Dataset rows for apps and sites:
────────────────────────────────────────

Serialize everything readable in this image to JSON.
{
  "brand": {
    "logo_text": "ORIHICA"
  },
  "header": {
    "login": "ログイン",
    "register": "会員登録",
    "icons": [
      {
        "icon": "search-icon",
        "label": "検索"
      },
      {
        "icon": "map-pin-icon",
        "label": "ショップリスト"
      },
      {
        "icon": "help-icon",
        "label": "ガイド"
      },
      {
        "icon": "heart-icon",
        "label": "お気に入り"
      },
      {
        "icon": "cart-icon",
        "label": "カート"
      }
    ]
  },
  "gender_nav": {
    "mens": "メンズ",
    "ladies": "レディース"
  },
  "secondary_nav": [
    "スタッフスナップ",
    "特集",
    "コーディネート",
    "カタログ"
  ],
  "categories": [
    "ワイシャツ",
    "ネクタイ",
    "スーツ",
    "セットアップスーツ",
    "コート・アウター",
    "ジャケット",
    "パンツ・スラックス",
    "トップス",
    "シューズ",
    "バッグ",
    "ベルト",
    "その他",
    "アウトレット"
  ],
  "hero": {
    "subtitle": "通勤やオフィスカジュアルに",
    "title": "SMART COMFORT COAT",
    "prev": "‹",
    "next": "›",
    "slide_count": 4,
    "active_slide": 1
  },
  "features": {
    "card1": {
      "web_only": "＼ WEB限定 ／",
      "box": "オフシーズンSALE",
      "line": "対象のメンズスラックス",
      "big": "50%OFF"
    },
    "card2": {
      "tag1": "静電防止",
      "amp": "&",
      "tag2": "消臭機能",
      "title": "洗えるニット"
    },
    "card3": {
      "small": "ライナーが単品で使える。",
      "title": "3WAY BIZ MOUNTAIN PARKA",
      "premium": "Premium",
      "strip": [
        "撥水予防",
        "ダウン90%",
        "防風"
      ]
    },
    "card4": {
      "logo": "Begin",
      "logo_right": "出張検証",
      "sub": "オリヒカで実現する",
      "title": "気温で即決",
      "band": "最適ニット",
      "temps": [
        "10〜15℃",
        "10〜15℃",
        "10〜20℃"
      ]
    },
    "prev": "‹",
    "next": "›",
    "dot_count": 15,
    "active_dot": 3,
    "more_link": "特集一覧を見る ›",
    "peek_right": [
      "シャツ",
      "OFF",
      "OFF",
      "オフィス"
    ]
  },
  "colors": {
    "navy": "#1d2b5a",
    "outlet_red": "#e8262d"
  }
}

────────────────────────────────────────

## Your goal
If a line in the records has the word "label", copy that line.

## Written answer
        "label": "検索"
        "label": "ショップリスト"
        "label": "ガイド"
        "label": "お気に入り"
        "label": "カート"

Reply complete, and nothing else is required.